**Records for processing**
——
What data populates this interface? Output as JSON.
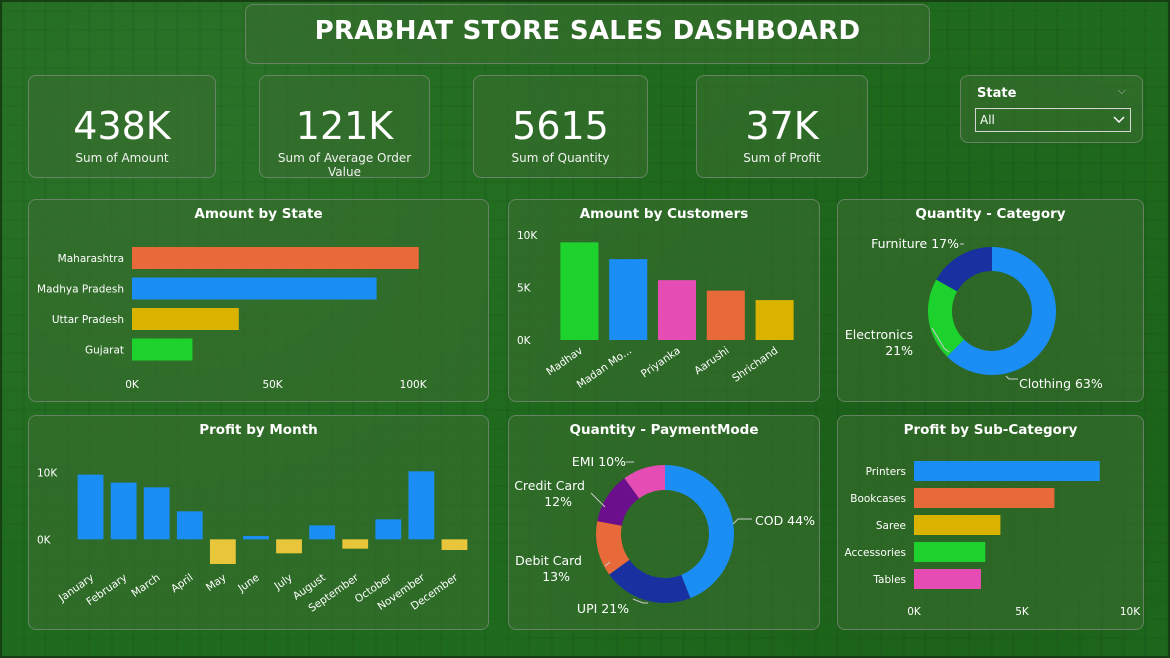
{
  "header": {
    "title": "PRABHAT STORE SALES DASHBOARD"
  },
  "kpis": [
    {
      "value": "438K",
      "label": "Sum of Amount"
    },
    {
      "value": "121K",
      "label": "Sum of Average Order Value"
    },
    {
      "value": "5615",
      "label": "Sum of Quantity"
    },
    {
      "value": "37K",
      "label": "Sum of Profit"
    }
  ],
  "slicer": {
    "title": "State",
    "selected": "All"
  },
  "colors": {
    "orange": "#E8693A",
    "blue": "#1B8EF6",
    "gold": "#D9B300",
    "green": "#1ED22E",
    "pink": "#E54DB5",
    "navy": "#1931A0",
    "purple": "#6B0F8C",
    "yellow": "#E8C53A"
  },
  "charts": [
    {
      "id": "amount-by-state",
      "title": "Amount by State",
      "type": "bar",
      "categories": [
        "Maharashtra",
        "Madhya Pradesh",
        "Uttar Pradesh",
        "Gujarat"
      ],
      "values": [
        102000,
        87000,
        38000,
        21500
      ],
      "colors": [
        "#E8693A",
        "#1B8EF6",
        "#D9B300",
        "#1ED22E"
      ],
      "xlim": [
        0,
        106000
      ],
      "xticks": [
        0,
        50000,
        100000
      ],
      "xtick_labels": [
        "0K",
        "50K",
        "100K"
      ]
    },
    {
      "id": "amount-by-customers",
      "title": "Amount by Customers",
      "type": "bar",
      "categories": [
        "Madhav",
        "Madan Mo...",
        "Priyanka",
        "Aarushi",
        "Shrichand"
      ],
      "values": [
        9300,
        7700,
        5700,
        4700,
        3800
      ],
      "colors": [
        "#1ED22E",
        "#1B8EF6",
        "#E54DB5",
        "#E8693A",
        "#D9B300"
      ],
      "ylim": [
        0,
        10000
      ],
      "yticks": [
        0,
        5000,
        10000
      ],
      "ytick_labels": [
        "0K",
        "5K",
        "10K"
      ]
    },
    {
      "id": "quantity-category",
      "title": "Quantity - Category",
      "type": "pie",
      "slices": [
        {
          "label": "Clothing",
          "pct": "63%",
          "value": 63,
          "color": "#1B8EF6"
        },
        {
          "label": "Electronics",
          "pct": "21%",
          "value": 21,
          "color": "#1ED22E"
        },
        {
          "label": "Furniture",
          "pct": "17%",
          "value": 17,
          "color": "#1931A0"
        }
      ]
    },
    {
      "id": "profit-by-month",
      "title": "Profit by Month",
      "type": "bar",
      "categories": [
        "January",
        "February",
        "March",
        "April",
        "May",
        "June",
        "July",
        "August",
        "September",
        "October",
        "November",
        "December"
      ],
      "values": [
        9700,
        8500,
        7800,
        4200,
        -3700,
        500,
        -2100,
        2100,
        -1400,
        3000,
        10200,
        -1600
      ],
      "ylim": [
        -4000,
        11000
      ],
      "yticks": [
        0,
        10000
      ],
      "ytick_labels": [
        "0K",
        "10K"
      ]
    },
    {
      "id": "quantity-paymentmode",
      "title": "Quantity - PaymentMode",
      "type": "pie",
      "slices": [
        {
          "label": "COD",
          "pct": "44%",
          "value": 44,
          "color": "#1B8EF6"
        },
        {
          "label": "UPI",
          "pct": "21%",
          "value": 21,
          "color": "#1931A0"
        },
        {
          "label": "Debit Card",
          "pct": "13%",
          "value": 13,
          "color": "#E8693A"
        },
        {
          "label": "Credit Card",
          "pct": "12%",
          "value": 12,
          "color": "#6B0F8C"
        },
        {
          "label": "EMI",
          "pct": "10%",
          "value": 10,
          "color": "#E54DB5"
        }
      ]
    },
    {
      "id": "profit-by-sub-category",
      "title": "Profit by Sub-Category",
      "type": "bar",
      "categories": [
        "Printers",
        "Bookcases",
        "Saree",
        "Accessories",
        "Tables"
      ],
      "values": [
        8600,
        6500,
        4000,
        3300,
        3100
      ],
      "colors": [
        "#1B8EF6",
        "#E8693A",
        "#D9B300",
        "#1ED22E",
        "#E54DB5"
      ],
      "xlim": [
        0,
        10000
      ],
      "xticks": [
        0,
        5000,
        10000
      ],
      "xtick_labels": [
        "0K",
        "5K",
        "10K"
      ]
    }
  ]
}
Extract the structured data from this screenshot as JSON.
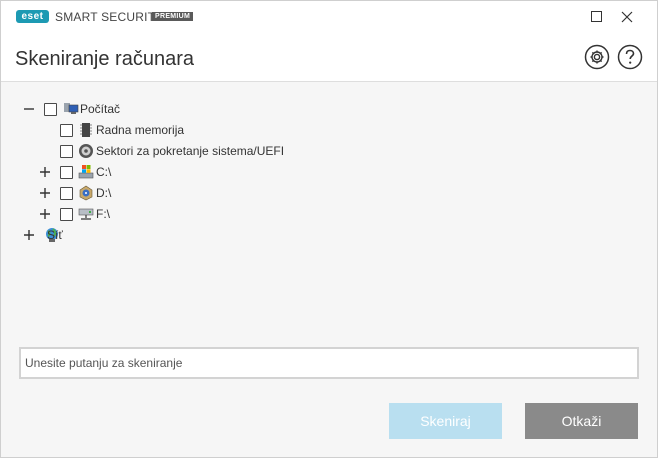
{
  "titlebar": {
    "logo_text": "eset",
    "product_name": "SMART SECURITY",
    "edition_badge": "PREMIUM",
    "minimize_icon": "maximize-icon",
    "close_icon": "close-icon"
  },
  "header": {
    "title": "Skeniranje računara",
    "settings_icon": "gear-icon",
    "help_icon": "help-icon"
  },
  "tree": {
    "root": {
      "label": "Počítač",
      "expander": "−",
      "icon": "computer-icon"
    },
    "items": [
      {
        "label": "Radna memorija",
        "icon": "memory-chip-icon"
      },
      {
        "label": "Sektori za pokretanje sistema/UEFI",
        "icon": "disc-icon"
      },
      {
        "label": "C:\\",
        "expander": "+",
        "icon": "system-drive-icon"
      },
      {
        "label": "D:\\",
        "expander": "+",
        "icon": "cd-drive-icon"
      },
      {
        "label": "F:\\",
        "expander": "+",
        "icon": "network-drive-icon"
      }
    ],
    "network": {
      "label": "Síť",
      "expander": "+",
      "icon": "network-globe-icon"
    }
  },
  "path_input": {
    "placeholder": "Unesite putanju za skeniranje",
    "value": ""
  },
  "buttons": {
    "scan_label": "Skeniraj",
    "cancel_label": "Otkaži"
  },
  "colors": {
    "brand": "#1d9ab3",
    "scan_button_disabled": "#b9dff0",
    "cancel_button": "#8a8a8a",
    "window_background": "#f6f6f6"
  }
}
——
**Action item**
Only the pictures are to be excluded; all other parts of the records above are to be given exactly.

**Answer to this problem**
What data populates this interface? Output as JSON.
{
  "header": {
    "title": "PRABHAT STORE SALES DASHBOARD"
  },
  "kpis": [
    {
      "value": "438K",
      "label": "Sum of Amount"
    },
    {
      "value": "121K",
      "label": "Sum of Average Order Value"
    },
    {
      "value": "5615",
      "label": "Sum of Quantity"
    },
    {
      "value": "37K",
      "label": "Sum of Profit"
    }
  ],
  "slicer": {
    "title": "State",
    "selected": "All"
  },
  "colors": {
    "orange": "#E8693A",
    "blue": "#1B8EF6",
    "gold": "#D9B300",
    "green": "#1ED22E",
    "pink": "#E54DB5",
    "navy": "#1931A0",
    "purple": "#6B0F8C",
    "yellow": "#E8C53A"
  },
  "charts": [
    {
      "id": "amount-by-state",
      "title": "Amount by State",
      "type": "bar",
      "categories": [
        "Maharashtra",
        "Madhya Pradesh",
        "Uttar Pradesh",
        "Gujarat"
      ],
      "values": [
        102000,
        87000,
        38000,
        21500
      ],
      "colors": [
        "#E8693A",
        "#1B8EF6",
        "#D9B300",
        "#1ED22E"
      ],
      "xlim": [
        0,
        106000
      ],
      "xticks": [
        0,
        50000,
        100000
      ],
      "xtick_labels": [
        "0K",
        "50K",
        "100K"
      ]
    },
    {
      "id": "amount-by-customers",
      "title": "Amount by Customers",
      "type": "bar",
      "categories": [
        "Madhav",
        "Madan Mo...",
        "Priyanka",
        "Aarushi",
        "Shrichand"
      ],
      "values": [
        9300,
        7700,
        5700,
        4700,
        3800
      ],
      "colors": [
        "#1ED22E",
        "#1B8EF6",
        "#E54DB5",
        "#E8693A",
        "#D9B300"
      ],
      "ylim": [
        0,
        10000
      ],
      "yticks": [
        0,
        5000,
        10000
      ],
      "ytick_labels": [
        "0K",
        "5K",
        "10K"
      ]
    },
    {
      "id": "quantity-category",
      "title": "Quantity - Category",
      "type": "pie",
      "slices": [
        {
          "label": "Clothing",
          "pct": "63%",
          "value": 63,
          "color": "#1B8EF6"
        },
        {
          "label": "Electronics",
          "pct": "21%",
          "value": 21,
          "color": "#1ED22E"
        },
        {
          "label": "Furniture",
          "pct": "17%",
          "value": 17,
          "color": "#1931A0"
        }
      ]
    },
    {
      "id": "profit-by-month",
      "title": "Profit by Month",
      "type": "bar",
      "categories": [
        "January",
        "February",
        "March",
        "April",
        "May",
        "June",
        "July",
        "August",
        "September",
        "October",
        "November",
        "December"
      ],
      "values": [
        9700,
        8500,
        7800,
        4200,
        -3700,
        500,
        -2100,
        2100,
        -1400,
        3000,
        10200,
        -1600
      ],
      "ylim": [
        -4000,
        11000
      ],
      "yticks": [
        0,
        10000
      ],
      "ytick_labels": [
        "0K",
        "10K"
      ]
    },
    {
      "id": "quantity-paymentmode",
      "title": "Quantity - PaymentMode",
      "type": "pie",
      "slices": [
        {
          "label": "COD",
          "pct": "44%",
          "value": 44,
          "color": "#1B8EF6"
        },
        {
          "label": "UPI",
          "pct": "21%",
          "value": 21,
          "color": "#1931A0"
        },
        {
          "label": "Debit Card",
          "pct": "13%",
          "value": 13,
          "color": "#E8693A"
        },
        {
          "label": "Credit Card",
          "pct": "12%",
          "value": 12,
          "color": "#6B0F8C"
        },
        {
          "label": "EMI",
          "pct": "10%",
          "value": 10,
          "color": "#E54DB5"
        }
      ]
    },
    {
      "id": "profit-by-sub-category",
      "title": "Profit by Sub-Category",
      "type": "bar",
      "categories": [
        "Printers",
        "Bookcases",
        "Saree",
        "Accessories",
        "Tables"
      ],
      "values": [
        8600,
        6500,
        4000,
        3300,
        3100
      ],
      "colors": [
        "#1B8EF6",
        "#E8693A",
        "#D9B300",
        "#1ED22E",
        "#E54DB5"
      ],
      "xlim": [
        0,
        10000
      ],
      "xticks": [
        0,
        5000,
        10000
      ],
      "xtick_labels": [
        "0K",
        "5K",
        "10K"
      ]
    }
  ]
}
Extract the structured data from this screenshot as JSON.
{
  "titlebar": {
    "logo_text": "eset",
    "product_name": "SMART SECURITY",
    "edition_badge": "PREMIUM",
    "minimize_icon": "maximize-icon",
    "close_icon": "close-icon"
  },
  "header": {
    "title": "Skeniranje računara",
    "settings_icon": "gear-icon",
    "help_icon": "help-icon"
  },
  "tree": {
    "root": {
      "label": "Počítač",
      "expander": "−",
      "icon": "computer-icon"
    },
    "items": [
      {
        "label": "Radna memorija",
        "icon": "memory-chip-icon"
      },
      {
        "label": "Sektori za pokretanje sistema/UEFI",
        "icon": "disc-icon"
      },
      {
        "label": "C:\\",
        "expander": "+",
        "icon": "system-drive-icon"
      },
      {
        "label": "D:\\",
        "expander": "+",
        "icon": "cd-drive-icon"
      },
      {
        "label": "F:\\",
        "expander": "+",
        "icon": "network-drive-icon"
      }
    ],
    "network": {
      "label": "Síť",
      "expander": "+",
      "icon": "network-globe-icon"
    }
  },
  "path_input": {
    "placeholder": "Unesite putanju za skeniranje",
    "value": ""
  },
  "buttons": {
    "scan_label": "Skeniraj",
    "cancel_label": "Otkaži"
  },
  "colors": {
    "brand": "#1d9ab3",
    "scan_button_disabled": "#b9dff0",
    "cancel_button": "#8a8a8a",
    "window_background": "#f6f6f6"
  }
}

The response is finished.